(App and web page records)
--------------------------------------------------
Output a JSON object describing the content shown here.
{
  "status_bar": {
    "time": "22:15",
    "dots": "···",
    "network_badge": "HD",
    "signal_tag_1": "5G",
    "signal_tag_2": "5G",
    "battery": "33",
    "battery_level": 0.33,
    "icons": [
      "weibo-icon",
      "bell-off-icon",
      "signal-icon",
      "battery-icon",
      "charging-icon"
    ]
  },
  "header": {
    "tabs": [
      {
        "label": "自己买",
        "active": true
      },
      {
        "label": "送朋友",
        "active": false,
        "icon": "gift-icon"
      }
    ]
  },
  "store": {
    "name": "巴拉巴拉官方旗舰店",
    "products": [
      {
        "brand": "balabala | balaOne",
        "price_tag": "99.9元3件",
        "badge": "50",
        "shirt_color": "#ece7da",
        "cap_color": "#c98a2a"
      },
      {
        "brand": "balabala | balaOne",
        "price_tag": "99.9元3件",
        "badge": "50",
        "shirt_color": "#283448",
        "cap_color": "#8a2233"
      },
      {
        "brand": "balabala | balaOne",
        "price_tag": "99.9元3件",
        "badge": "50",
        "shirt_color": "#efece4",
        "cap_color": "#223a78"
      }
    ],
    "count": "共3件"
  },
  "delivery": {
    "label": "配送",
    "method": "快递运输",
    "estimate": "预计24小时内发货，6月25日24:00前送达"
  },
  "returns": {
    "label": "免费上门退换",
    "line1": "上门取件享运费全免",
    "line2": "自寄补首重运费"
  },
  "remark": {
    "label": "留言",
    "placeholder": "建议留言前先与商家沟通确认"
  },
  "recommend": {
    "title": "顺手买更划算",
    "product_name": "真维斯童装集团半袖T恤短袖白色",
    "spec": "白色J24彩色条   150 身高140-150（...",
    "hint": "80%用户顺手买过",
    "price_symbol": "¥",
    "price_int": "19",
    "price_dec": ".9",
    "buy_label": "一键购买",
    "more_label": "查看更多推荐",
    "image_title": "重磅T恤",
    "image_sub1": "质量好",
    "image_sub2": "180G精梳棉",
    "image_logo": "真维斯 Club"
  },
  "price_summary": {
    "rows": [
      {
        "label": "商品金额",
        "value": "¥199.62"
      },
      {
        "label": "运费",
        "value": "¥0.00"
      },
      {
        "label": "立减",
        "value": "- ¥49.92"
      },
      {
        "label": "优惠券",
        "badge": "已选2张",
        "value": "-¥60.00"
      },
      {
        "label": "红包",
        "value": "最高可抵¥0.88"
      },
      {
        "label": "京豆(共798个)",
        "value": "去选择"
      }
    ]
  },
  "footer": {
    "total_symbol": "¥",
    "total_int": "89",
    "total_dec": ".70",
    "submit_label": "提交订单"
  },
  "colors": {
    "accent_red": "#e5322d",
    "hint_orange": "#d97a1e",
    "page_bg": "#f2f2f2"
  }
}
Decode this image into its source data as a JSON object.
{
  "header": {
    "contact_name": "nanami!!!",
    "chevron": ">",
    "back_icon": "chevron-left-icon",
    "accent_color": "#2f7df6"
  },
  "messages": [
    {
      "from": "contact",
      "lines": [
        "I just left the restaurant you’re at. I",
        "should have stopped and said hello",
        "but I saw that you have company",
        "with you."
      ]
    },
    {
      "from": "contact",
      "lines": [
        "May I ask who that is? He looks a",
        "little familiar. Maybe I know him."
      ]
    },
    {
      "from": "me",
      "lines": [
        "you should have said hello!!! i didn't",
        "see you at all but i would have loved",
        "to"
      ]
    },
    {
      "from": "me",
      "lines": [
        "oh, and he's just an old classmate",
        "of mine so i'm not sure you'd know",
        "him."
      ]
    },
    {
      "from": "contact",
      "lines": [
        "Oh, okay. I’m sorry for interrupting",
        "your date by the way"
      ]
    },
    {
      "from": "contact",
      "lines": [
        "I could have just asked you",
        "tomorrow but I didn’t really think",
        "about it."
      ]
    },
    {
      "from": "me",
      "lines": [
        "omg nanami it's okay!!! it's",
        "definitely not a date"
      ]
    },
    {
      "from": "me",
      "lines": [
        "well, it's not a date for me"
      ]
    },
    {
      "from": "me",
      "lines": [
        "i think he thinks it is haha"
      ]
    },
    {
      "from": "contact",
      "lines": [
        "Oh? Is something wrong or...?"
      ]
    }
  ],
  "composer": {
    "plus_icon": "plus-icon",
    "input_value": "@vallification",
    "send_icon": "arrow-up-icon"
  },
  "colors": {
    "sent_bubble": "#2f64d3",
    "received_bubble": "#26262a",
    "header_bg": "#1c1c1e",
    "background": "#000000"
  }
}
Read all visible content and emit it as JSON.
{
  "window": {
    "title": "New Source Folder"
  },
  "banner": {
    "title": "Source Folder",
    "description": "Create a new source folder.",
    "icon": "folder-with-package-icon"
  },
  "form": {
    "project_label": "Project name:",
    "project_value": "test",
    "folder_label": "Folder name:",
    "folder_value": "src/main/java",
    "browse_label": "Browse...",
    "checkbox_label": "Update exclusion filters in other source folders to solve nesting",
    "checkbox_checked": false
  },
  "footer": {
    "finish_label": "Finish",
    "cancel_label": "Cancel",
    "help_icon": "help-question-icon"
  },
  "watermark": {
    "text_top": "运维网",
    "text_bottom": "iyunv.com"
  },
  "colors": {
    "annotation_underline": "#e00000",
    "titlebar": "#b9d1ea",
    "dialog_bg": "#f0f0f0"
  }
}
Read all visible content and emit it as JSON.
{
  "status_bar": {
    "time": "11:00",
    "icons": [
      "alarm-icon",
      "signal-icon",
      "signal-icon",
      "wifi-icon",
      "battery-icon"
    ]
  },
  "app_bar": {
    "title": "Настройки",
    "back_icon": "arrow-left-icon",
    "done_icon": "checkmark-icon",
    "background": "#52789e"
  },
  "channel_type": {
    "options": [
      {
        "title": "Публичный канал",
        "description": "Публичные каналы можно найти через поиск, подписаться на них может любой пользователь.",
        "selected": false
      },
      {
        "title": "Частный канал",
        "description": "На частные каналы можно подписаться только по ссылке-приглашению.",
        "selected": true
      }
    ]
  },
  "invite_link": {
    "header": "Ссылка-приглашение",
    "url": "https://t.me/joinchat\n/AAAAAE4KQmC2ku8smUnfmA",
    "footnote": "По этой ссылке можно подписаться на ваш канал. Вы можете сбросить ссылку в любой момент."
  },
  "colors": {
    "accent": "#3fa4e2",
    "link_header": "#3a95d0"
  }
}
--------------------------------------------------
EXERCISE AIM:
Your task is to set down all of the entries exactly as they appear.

RESULT OF THE EXERCISE:
Output a JSON object describing the content shown here.
{
  "status_bar": {
    "time": "22:15",
    "dots": "···",
    "network_badge": "HD",
    "signal_tag_1": "5G",
    "signal_tag_2": "5G",
    "battery": "33",
    "battery_level": 0.33,
    "icons": [
      "weibo-icon",
      "bell-off-icon",
      "signal-icon",
      "battery-icon",
      "charging-icon"
    ]
  },
  "header": {
    "tabs": [
      {
        "label": "自己买",
        "active": true
      },
      {
        "label": "送朋友",
        "active": false,
        "icon": "gift-icon"
      }
    ]
  },
  "store": {
    "name": "巴拉巴拉官方旗舰店",
    "products": [
      {
        "brand": "balabala | balaOne",
        "price_tag": "99.9元3件",
        "badge": "50",
        "shirt_color": "#ece7da",
        "cap_color": "#c98a2a"
      },
      {
        "brand": "balabala | balaOne",
        "price_tag": "99.9元3件",
        "badge": "50",
        "shirt_color": "#283448",
        "cap_color": "#8a2233"
      },
      {
        "brand": "balabala | balaOne",
        "price_tag": "99.9元3件",
        "badge": "50",
        "shirt_color": "#efece4",
        "cap_color": "#223a78"
      }
    ],
    "count": "共3件"
  },
  "delivery": {
    "label": "配送",
    "method": "快递运输",
    "estimate": "预计24小时内发货，6月25日24:00前送达"
  },
  "returns": {
    "label": "免费上门退换",
    "line1": "上门取件享运费全免",
    "line2": "自寄补首重运费"
  },
  "remark": {
    "label": "留言",
    "placeholder": "建议留言前先与商家沟通确认"
  },
  "recommend": {
    "title": "顺手买更划算",
    "product_name": "真维斯童装集团半袖T恤短袖白色",
    "spec": "白色J24彩色条   150 身高140-150（...",
    "hint": "80%用户顺手买过",
    "price_symbol": "¥",
    "price_int": "19",
    "price_dec": ".9",
    "buy_label": "一键购买",
    "more_label": "查看更多推荐",
    "image_title": "重磅T恤",
    "image_sub1": "质量好",
    "image_sub2": "180G精梳棉",
    "image_logo": "真维斯 Club"
  },
  "price_summary": {
    "rows": [
      {
        "label": "商品金额",
        "value": "¥199.62"
      },
      {
        "label": "运费",
        "value": "¥0.00"
      },
      {
        "label": "立减",
        "value": "- ¥49.92"
      },
      {
        "label": "优惠券",
        "badge": "已选2张",
        "value": "-¥60.00"
      },
      {
        "label": "红包",
        "value": "最高可抵¥0.88"
      },
      {
        "label": "京豆(共798个)",
        "value": "去选择"
      }
    ]
  },
  "footer": {
    "total_symbol": "¥",
    "total_int": "89",
    "total_dec": ".70",
    "submit_label": "提交订单"
  },
  "colors": {
    "accent_red": "#e5322d",
    "hint_orange": "#d97a1e",
    "page_bg": "#f2f2f2"
  }
}
Decode this image into its source data as a JSON object.
{
  "header": {
    "contact_name": "nanami!!!",
    "chevron": ">",
    "back_icon": "chevron-left-icon",
    "accent_color": "#2f7df6"
  },
  "messages": [
    {
      "from": "contact",
      "lines": [
        "I just left the restaurant you’re at. I",
        "should have stopped and said hello",
        "but I saw that you have company",
        "with you."
      ]
    },
    {
      "from": "contact",
      "lines": [
        "May I ask who that is? He looks a",
        "little familiar. Maybe I know him."
      ]
    },
    {
      "from": "me",
      "lines": [
        "you should have said hello!!! i didn't",
        "see you at all but i would have loved",
        "to"
      ]
    },
    {
      "from": "me",
      "lines": [
        "oh, and he's just an old classmate",
        "of mine so i'm not sure you'd know",
        "him."
      ]
    },
    {
      "from": "contact",
      "lines": [
        "Oh, okay. I’m sorry for interrupting",
        "your date by the way"
      ]
    },
    {
      "from": "contact",
      "lines": [
        "I could have just asked you",
        "tomorrow but I didn’t really think",
        "about it."
      ]
    },
    {
      "from": "me",
      "lines": [
        "omg nanami it's okay!!! it's",
        "definitely not a date"
      ]
    },
    {
      "from": "me",
      "lines": [
        "well, it's not a date for me"
      ]
    },
    {
      "from": "me",
      "lines": [
        "i think he thinks it is haha"
      ]
    },
    {
      "from": "contact",
      "lines": [
        "Oh? Is something wrong or...?"
      ]
    }
  ],
  "composer": {
    "plus_icon": "plus-icon",
    "input_value": "@vallification",
    "send_icon": "arrow-up-icon"
  },
  "colors": {
    "sent_bubble": "#2f64d3",
    "received_bubble": "#26262a",
    "header_bg": "#1c1c1e",
    "background": "#000000"
  }
}
Read all visible content and emit it as JSON.
{
  "window": {
    "title": "New Source Folder"
  },
  "banner": {
    "title": "Source Folder",
    "description": "Create a new source folder.",
    "icon": "folder-with-package-icon"
  },
  "form": {
    "project_label": "Project name:",
    "project_value": "test",
    "folder_label": "Folder name:",
    "folder_value": "src/main/java",
    "browse_label": "Browse...",
    "checkbox_label": "Update exclusion filters in other source folders to solve nesting",
    "checkbox_checked": false
  },
  "footer": {
    "finish_label": "Finish",
    "cancel_label": "Cancel",
    "help_icon": "help-question-icon"
  },
  "watermark": {
    "text_top": "运维网",
    "text_bottom": "iyunv.com"
  },
  "colors": {
    "annotation_underline": "#e00000",
    "titlebar": "#b9d1ea",
    "dialog_bg": "#f0f0f0"
  }
}
Read all visible content and emit it as JSON.
{
  "status_bar": {
    "time": "11:00",
    "icons": [
      "alarm-icon",
      "signal-icon",
      "signal-icon",
      "wifi-icon",
      "battery-icon"
    ]
  },
  "app_bar": {
    "title": "Настройки",
    "back_icon": "arrow-left-icon",
    "done_icon": "checkmark-icon",
    "background": "#52789e"
  },
  "channel_type": {
    "options": [
      {
        "title": "Публичный канал",
        "description": "Публичные каналы можно найти через поиск, подписаться на них может любой пользователь.",
        "selected": false
      },
      {
        "title": "Частный канал",
        "description": "На частные каналы можно подписаться только по ссылке-приглашению.",
        "selected": true
      }
    ]
  },
  "invite_link": {
    "header": "Ссылка-приглашение",
    "url": "https://t.me/joinchat\n/AAAAAE4KQmC2ku8smUnfmA",
    "footnote": "По этой ссылке можно подписаться на ваш канал. Вы можете сбросить ссылку в любой момент."
  },
  "colors": {
    "accent": "#3fa4e2",
    "link_header": "#3a95d0"
  }
}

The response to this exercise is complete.